Mike Mcormack: "Solid."
Chuck Knox: "Serious."
Steve Largent: "Fabulous."
Curt Warner: "Electric."
Tom Flores: "If I had to guess, the words wouldn't be too kind."
Rusty Tillman: "Intense."
February of 2006, two parts of his life coincided when the Seahawks and Steelers
met in Super Bowl XL. Though a former member of both teams,
Johnson was steadfastly on the
Johnson has seen the recent incarnations of the Seahawks, and he said that the level of sheer talent in comparison to his old teams is mind-boggling. "You asked me some questions earlier about comparing teams," he said. "You look at this team, and they have quite a few superstars, people that you could really point out to be superstars, really game-breaking guys, Pro Bowl players and compare that back to those years we were talking about, 1983-1984, and it seems like these guys really have a lot more weapons than we really had. And I think with those weapons and Mike Holmgren at the helm anything can happen, and I'm really excited. I'm sure our defense is going to get stouter and I'm expecting great things."
Johnson's life after football is full and happy, and there's little question that one of the things that had brought him the most pride is his involvement in the Boys and Girls Clubs of Kitsap County. In fact, it's fair to say that without his time and dedication, that organization wouldn't exist.

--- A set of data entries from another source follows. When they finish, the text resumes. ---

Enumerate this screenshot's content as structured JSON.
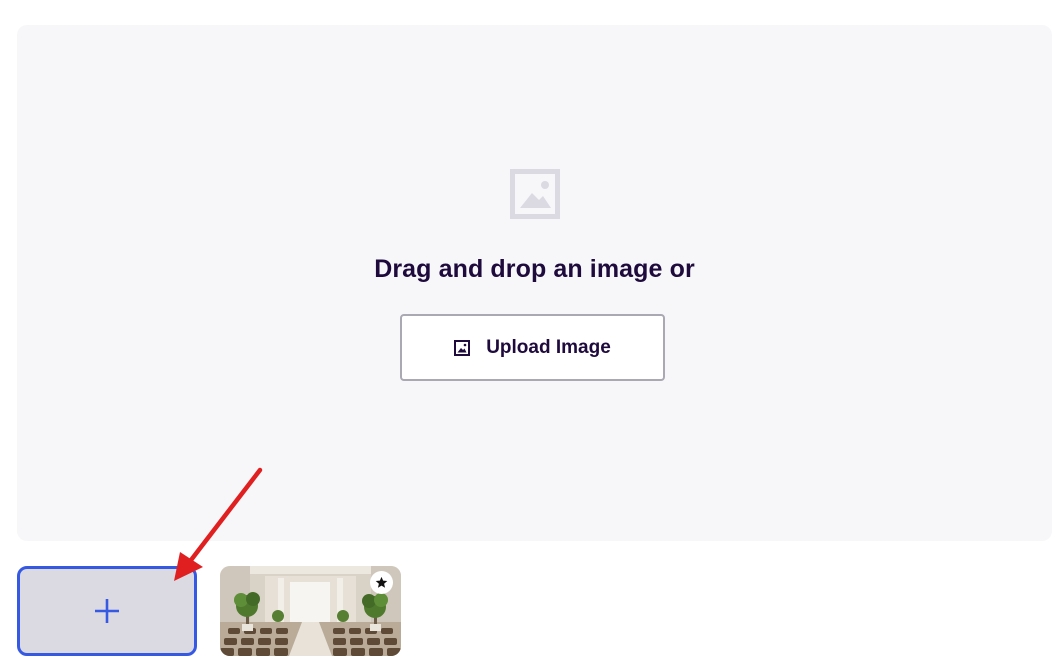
{
  "dropzone": {
    "icon": "image-placeholder-icon",
    "prompt": "Drag and drop an image or",
    "upload_button": {
      "label": "Upload Image",
      "icon": "image-icon"
    }
  },
  "gallery": {
    "add_tile": {
      "icon": "plus-icon"
    },
    "thumbnails": [
      {
        "icon": "star-icon",
        "featured": true
      }
    ]
  },
  "annotation": {
    "icon": "red-arrow",
    "color": "#e02020"
  },
  "colors": {
    "text": "#1e0a3c",
    "accent": "#3659e3",
    "dropzone_bg": "#f7f7f9"
  }
}
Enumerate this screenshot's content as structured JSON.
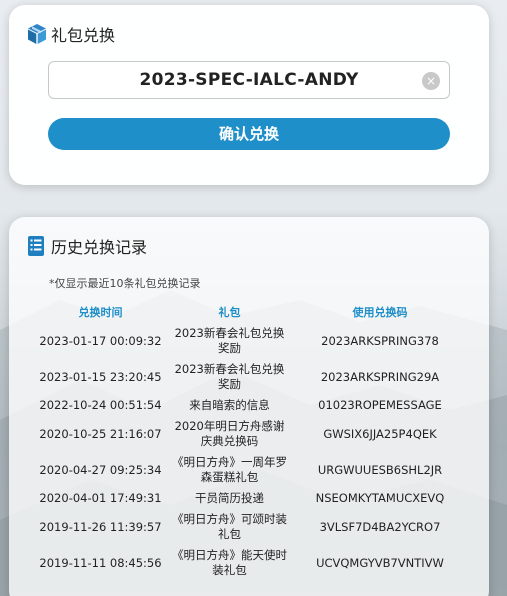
{
  "redeem": {
    "title": "礼包兑换",
    "code_value": "2023-SPEC-IALC-ANDY",
    "clear_icon": "×",
    "confirm_label": "确认兑换"
  },
  "history": {
    "title": "历史兑换记录",
    "note": "*仅显示最近10条礼包兑换记录",
    "columns": [
      "兑换时间",
      "礼包",
      "使用兑换码"
    ],
    "rows": [
      {
        "time": "2023-01-17 00:09:32",
        "gift": "2023新春会礼包兑换奖励",
        "code": "2023ARKSPRING378"
      },
      {
        "time": "2023-01-15 23:20:45",
        "gift": "2023新春会礼包兑换奖励",
        "code": "2023ARKSPRING29A"
      },
      {
        "time": "2022-10-24 00:51:54",
        "gift": "来自暗索的信息",
        "code": "01023ROPEMESSAGE"
      },
      {
        "time": "2020-10-25 21:16:07",
        "gift": "2020年明日方舟感谢庆典兑换码",
        "code": "GWSIX6JJA25P4QEK"
      },
      {
        "time": "2020-04-27 09:25:34",
        "gift": "《明日方舟》一周年罗森蛋糕礼包",
        "code": "URGWUUESB6SHL2JR"
      },
      {
        "time": "2020-04-01 17:49:31",
        "gift": "干员简历投递",
        "code": "NSEOMKYTAMUCXEVQ"
      },
      {
        "time": "2019-11-26 11:39:57",
        "gift": "《明日方舟》可颂时装礼包",
        "code": "3VLSF7D4BA2YCRO7"
      },
      {
        "time": "2019-11-11 08:45:56",
        "gift": "《明日方舟》能天使时装礼包",
        "code": "UCVQMGYVB7VNTIVW"
      }
    ]
  },
  "icons": {
    "redeem_icon": "box-icon",
    "history_icon": "receipt-icon"
  },
  "colors": {
    "accent": "#1f8fc9"
  }
}
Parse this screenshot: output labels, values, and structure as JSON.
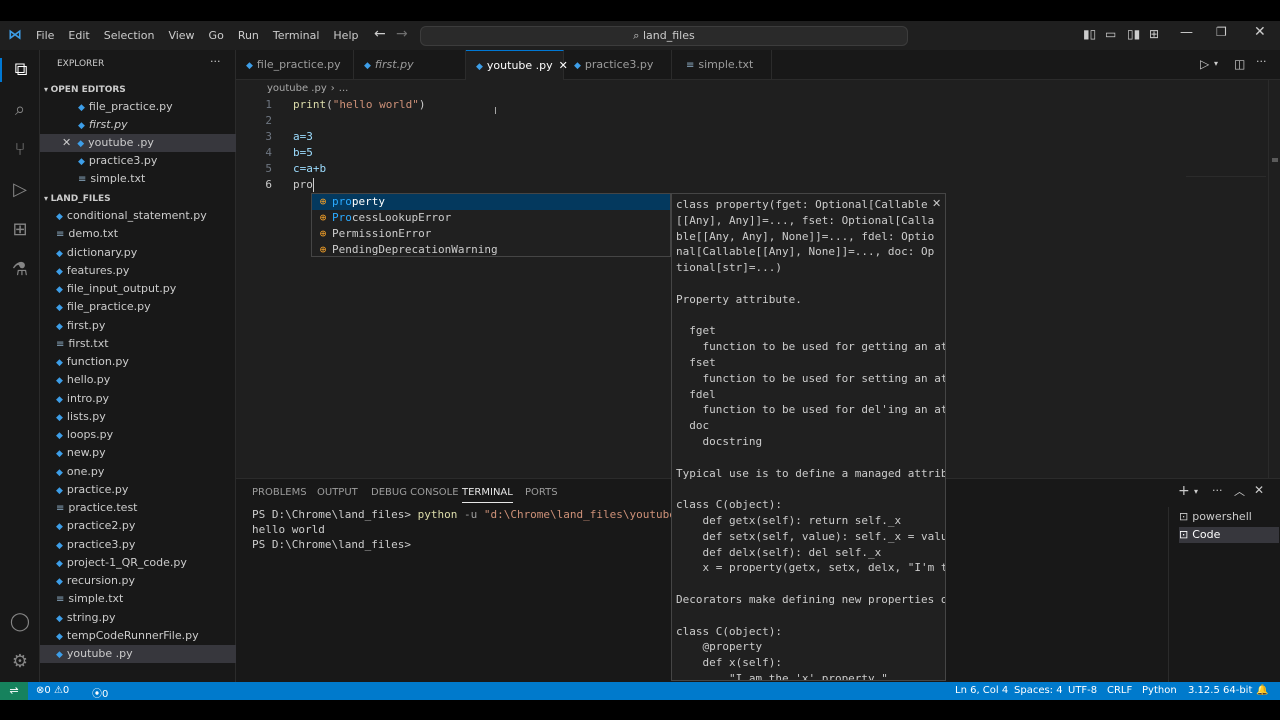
{
  "titlebar": {
    "menu": [
      "File",
      "Edit",
      "Selection",
      "View",
      "Go",
      "Run",
      "Terminal",
      "Help"
    ],
    "command_center": "land_files"
  },
  "sidebar": {
    "title": "EXPLORER",
    "open_editors_title": "OPEN EDITORS",
    "open_editors": [
      "file_practice.py",
      "first.py",
      "youtube .py",
      "practice3.py",
      "simple.txt"
    ],
    "folder_title": "LAND_FILES",
    "files": [
      "conditional_statement.py",
      "demo.txt",
      "dictionary.py",
      "features.py",
      "file_input_output.py",
      "file_practice.py",
      "first.py",
      "first.txt",
      "function.py",
      "hello.py",
      "intro.py",
      "lists.py",
      "loops.py",
      "new.py",
      "one.py",
      "practice.py",
      "practice.test",
      "practice2.py",
      "practice3.py",
      "project-1_QR_code.py",
      "recursion.py",
      "simple.txt",
      "string.py",
      "tempCodeRunnerFile.py",
      "youtube .py"
    ]
  },
  "tabs": [
    "file_practice.py",
    "first.py",
    "youtube .py",
    "practice3.py",
    "simple.txt"
  ],
  "breadcrumb": [
    "youtube .py",
    "..."
  ],
  "editor": {
    "lines": [
      {
        "n": "1",
        "code": "print(\"hello world\")"
      },
      {
        "n": "2",
        "code": ""
      },
      {
        "n": "3",
        "code": "a=3"
      },
      {
        "n": "4",
        "code": "b=5"
      },
      {
        "n": "5",
        "code": "c=a+b"
      },
      {
        "n": "6",
        "code": "pro"
      }
    ]
  },
  "suggestions": [
    {
      "match": "pro",
      "rest": "perty"
    },
    {
      "match": "Pro",
      "rest": "cessLookupError"
    },
    {
      "match": "",
      "rest": "PermissionError"
    },
    {
      "match": "",
      "rest": "PendingDeprecationWarning"
    }
  ],
  "doc_lines": [
    "class property(fget: Optional[Callable",
    "[[Any], Any]]=..., fset: Optional[Calla",
    "ble[[Any, Any], None]]=..., fdel: Optio",
    "nal[Callable[[Any], None]]=..., doc: Op",
    "tional[str]=...)",
    "",
    "Property attribute.",
    "",
    "  fget",
    "    function to be used for getting an att",
    "  fset",
    "    function to be used for setting an att",
    "  fdel",
    "    function to be used for del'ing an att",
    "  doc",
    "    docstring",
    "",
    "Typical use is to define a managed attribu",
    "",
    "class C(object):",
    "    def getx(self): return self._x",
    "    def setx(self, value): self._x = value",
    "    def delx(self): del self._x",
    "    x = property(getx, setx, delx, \"I'm the",
    "",
    "Decorators make defining new properties or",
    "",
    "class C(object):",
    "    @property",
    "    def x(self):",
    "        \"I am the 'x' property.\""
  ],
  "panel": {
    "tabs": [
      "PROBLEMS",
      "OUTPUT",
      "DEBUG CONSOLE",
      "TERMINAL",
      "PORTS"
    ],
    "terminal_lines": [
      {
        "prompt": "PS D:\\Chrome\\land_files> ",
        "cmd": "python",
        "flag": " -u ",
        "arg": "\"d:\\Chrome\\land_files\\youtube .py\""
      },
      {
        "prompt": "hello world",
        "cmd": "",
        "flag": "",
        "arg": ""
      },
      {
        "prompt": "PS D:\\Chrome\\land_files> ",
        "cmd": "",
        "flag": "",
        "arg": ""
      }
    ],
    "terminals": [
      "powershell",
      "Code"
    ]
  },
  "statusbar": {
    "errors": "0",
    "warnings": "0",
    "ports": "0",
    "position": "Ln 6, Col 4",
    "spaces": "Spaces: 4",
    "encoding": "UTF-8",
    "eol": "CRLF",
    "language": "Python",
    "interpreter": "3.12.5 64-bit"
  },
  "colors": {
    "accent": "#007acc",
    "keyword": "#ce9178"
  }
}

wanted to figure out how to give back to this community and get involved,
and quite a few years ago I got the idea to start a Boys and Girls Club in
the area," he said. "There wasn't really one, and that was a three-year
process, and I got some other people that wanted to do the same thing. Our
mayor (in Bremerton), who used to be the mayor of Bellevue, Cary Bozeman …
he was the Boys and Girls Clubs' Executive Director, and kind of put the bug
in my ear and said what it was going to take. He said it was going to take
seven to 10 real dedicated people who wanted to see it happen and just fight
to make it happen. I started it with one partner, just us two, and now it's
thriving. Now, there are two that are open in
"I haven't been involved (as much) lately, once they got up and running. I'm involved from the board standpoint, I'm not involved with the day to day stuff, they have people in place that do that, and there are, I don't know what our numbers are, but there are probably 75 to 80 kids in the Bremerton one and there's even more than that in our newer one in Port Orchard, In Port Orchard, that thing happened really fast and there was a tremendous need down there, and before we opened our doors we had 75 kids. Business is booming, more kids than we've had almost … I think we've had to turn kids away because we don't have enough of a facility yet, so it's something were working on, but funding's always tough."
Johnson has beaten the odds several times in his life - through his undrafted
status and roster cuts and dysfunctional franchises and the strange ways in
which the NFL life can turn. The most important challenge
that he has met head-on, and his most important victory, is the creation of
a happy and fulfilling life after football.
If you'd like to help with the
Farrar is the Editor-in-Chief of Seahawks.NET, a staff writer for Football Outsiders,
a contributing author to Pro Football Prospectus 2007, and he writes
NFL previews for the